Content starts

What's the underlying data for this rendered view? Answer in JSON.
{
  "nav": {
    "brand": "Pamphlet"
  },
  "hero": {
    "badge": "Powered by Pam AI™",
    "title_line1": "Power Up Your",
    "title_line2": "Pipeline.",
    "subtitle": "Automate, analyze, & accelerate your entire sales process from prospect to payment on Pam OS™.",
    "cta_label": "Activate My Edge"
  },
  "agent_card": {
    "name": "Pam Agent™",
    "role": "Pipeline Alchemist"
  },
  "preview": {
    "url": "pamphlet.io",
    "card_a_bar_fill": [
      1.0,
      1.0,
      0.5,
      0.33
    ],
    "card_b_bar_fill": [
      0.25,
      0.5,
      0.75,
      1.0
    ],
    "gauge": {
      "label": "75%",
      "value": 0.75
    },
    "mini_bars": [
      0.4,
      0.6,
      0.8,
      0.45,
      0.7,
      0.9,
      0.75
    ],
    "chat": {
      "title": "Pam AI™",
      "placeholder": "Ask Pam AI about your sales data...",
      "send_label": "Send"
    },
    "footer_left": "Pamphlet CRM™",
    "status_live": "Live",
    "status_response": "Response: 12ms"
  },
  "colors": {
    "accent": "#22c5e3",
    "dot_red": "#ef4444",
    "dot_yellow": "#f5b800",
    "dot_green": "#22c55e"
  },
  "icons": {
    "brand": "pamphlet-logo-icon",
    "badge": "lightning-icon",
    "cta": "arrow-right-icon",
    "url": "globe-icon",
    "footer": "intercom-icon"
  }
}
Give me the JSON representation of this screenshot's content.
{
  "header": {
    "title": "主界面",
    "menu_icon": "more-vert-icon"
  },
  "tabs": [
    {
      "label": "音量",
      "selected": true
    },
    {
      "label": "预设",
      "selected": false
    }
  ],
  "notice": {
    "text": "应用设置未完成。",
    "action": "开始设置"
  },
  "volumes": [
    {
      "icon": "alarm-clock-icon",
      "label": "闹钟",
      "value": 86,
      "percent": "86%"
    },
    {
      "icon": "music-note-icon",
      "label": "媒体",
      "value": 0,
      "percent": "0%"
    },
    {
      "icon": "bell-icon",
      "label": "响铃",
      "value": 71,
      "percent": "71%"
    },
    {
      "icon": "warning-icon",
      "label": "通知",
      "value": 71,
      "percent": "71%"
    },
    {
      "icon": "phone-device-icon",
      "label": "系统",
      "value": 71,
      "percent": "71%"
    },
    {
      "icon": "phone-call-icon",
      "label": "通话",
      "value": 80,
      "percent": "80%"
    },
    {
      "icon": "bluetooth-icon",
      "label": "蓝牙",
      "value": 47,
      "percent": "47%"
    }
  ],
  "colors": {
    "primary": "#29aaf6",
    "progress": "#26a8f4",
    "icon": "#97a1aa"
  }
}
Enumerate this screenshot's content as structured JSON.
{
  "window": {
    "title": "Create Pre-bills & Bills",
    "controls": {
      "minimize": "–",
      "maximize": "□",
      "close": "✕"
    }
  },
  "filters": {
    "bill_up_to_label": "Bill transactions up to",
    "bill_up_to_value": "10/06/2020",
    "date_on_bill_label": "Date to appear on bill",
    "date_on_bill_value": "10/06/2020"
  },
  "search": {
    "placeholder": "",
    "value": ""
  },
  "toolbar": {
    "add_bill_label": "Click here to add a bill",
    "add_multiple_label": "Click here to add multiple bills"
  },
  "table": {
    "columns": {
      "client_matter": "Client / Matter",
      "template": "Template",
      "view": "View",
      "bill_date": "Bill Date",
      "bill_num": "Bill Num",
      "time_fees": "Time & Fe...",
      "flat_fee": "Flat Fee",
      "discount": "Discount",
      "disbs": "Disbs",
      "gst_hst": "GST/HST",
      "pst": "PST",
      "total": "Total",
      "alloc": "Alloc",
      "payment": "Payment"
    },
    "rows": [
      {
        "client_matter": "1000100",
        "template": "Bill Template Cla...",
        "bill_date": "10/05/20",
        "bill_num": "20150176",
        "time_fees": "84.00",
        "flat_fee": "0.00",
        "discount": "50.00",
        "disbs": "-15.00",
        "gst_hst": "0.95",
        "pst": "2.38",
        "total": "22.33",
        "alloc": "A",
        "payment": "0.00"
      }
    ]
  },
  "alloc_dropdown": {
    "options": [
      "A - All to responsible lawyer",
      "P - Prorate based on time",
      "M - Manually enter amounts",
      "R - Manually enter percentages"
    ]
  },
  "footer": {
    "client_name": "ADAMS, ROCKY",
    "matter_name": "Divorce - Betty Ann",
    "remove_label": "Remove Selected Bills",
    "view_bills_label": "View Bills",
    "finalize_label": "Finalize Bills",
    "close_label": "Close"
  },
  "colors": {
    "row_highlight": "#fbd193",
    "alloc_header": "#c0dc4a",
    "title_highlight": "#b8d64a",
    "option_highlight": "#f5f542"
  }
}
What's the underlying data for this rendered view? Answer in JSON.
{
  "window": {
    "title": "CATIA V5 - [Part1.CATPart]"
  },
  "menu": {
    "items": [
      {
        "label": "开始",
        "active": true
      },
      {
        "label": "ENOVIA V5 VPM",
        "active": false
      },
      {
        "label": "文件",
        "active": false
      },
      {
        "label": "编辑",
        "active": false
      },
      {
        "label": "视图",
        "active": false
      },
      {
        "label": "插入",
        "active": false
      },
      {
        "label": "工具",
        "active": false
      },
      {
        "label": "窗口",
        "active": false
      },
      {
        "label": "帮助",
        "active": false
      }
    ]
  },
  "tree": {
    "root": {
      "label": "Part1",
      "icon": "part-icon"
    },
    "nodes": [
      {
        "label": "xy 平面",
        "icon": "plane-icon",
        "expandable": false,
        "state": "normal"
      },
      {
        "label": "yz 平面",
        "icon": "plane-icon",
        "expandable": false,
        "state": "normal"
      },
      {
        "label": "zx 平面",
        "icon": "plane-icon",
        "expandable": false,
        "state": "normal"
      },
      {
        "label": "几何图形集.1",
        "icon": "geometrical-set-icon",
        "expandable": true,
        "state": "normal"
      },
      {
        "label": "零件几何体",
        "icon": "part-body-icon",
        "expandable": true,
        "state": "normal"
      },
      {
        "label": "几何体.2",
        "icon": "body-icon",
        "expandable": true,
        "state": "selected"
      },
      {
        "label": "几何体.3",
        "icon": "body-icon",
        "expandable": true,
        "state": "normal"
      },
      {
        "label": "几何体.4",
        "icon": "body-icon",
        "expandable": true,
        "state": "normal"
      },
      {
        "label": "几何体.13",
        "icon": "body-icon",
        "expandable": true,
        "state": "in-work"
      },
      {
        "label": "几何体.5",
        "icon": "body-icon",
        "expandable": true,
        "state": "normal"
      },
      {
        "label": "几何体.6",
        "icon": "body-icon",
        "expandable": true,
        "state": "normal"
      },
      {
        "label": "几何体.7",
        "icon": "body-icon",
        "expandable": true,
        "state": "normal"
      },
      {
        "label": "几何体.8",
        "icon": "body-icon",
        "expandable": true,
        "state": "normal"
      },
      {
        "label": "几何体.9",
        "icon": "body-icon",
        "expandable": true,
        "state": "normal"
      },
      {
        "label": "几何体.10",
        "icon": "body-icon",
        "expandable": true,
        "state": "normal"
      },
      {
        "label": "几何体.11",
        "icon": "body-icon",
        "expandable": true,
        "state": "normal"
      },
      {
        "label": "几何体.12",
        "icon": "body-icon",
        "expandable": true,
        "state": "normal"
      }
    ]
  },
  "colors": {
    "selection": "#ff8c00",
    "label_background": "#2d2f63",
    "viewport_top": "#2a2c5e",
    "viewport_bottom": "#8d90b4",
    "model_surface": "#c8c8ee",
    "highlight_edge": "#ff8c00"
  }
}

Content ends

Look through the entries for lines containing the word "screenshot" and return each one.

PROBLEM SOLUTION:
Give me the JSON representation of this screenshot's content.
Enumerate this screenshot's content as structured JSON.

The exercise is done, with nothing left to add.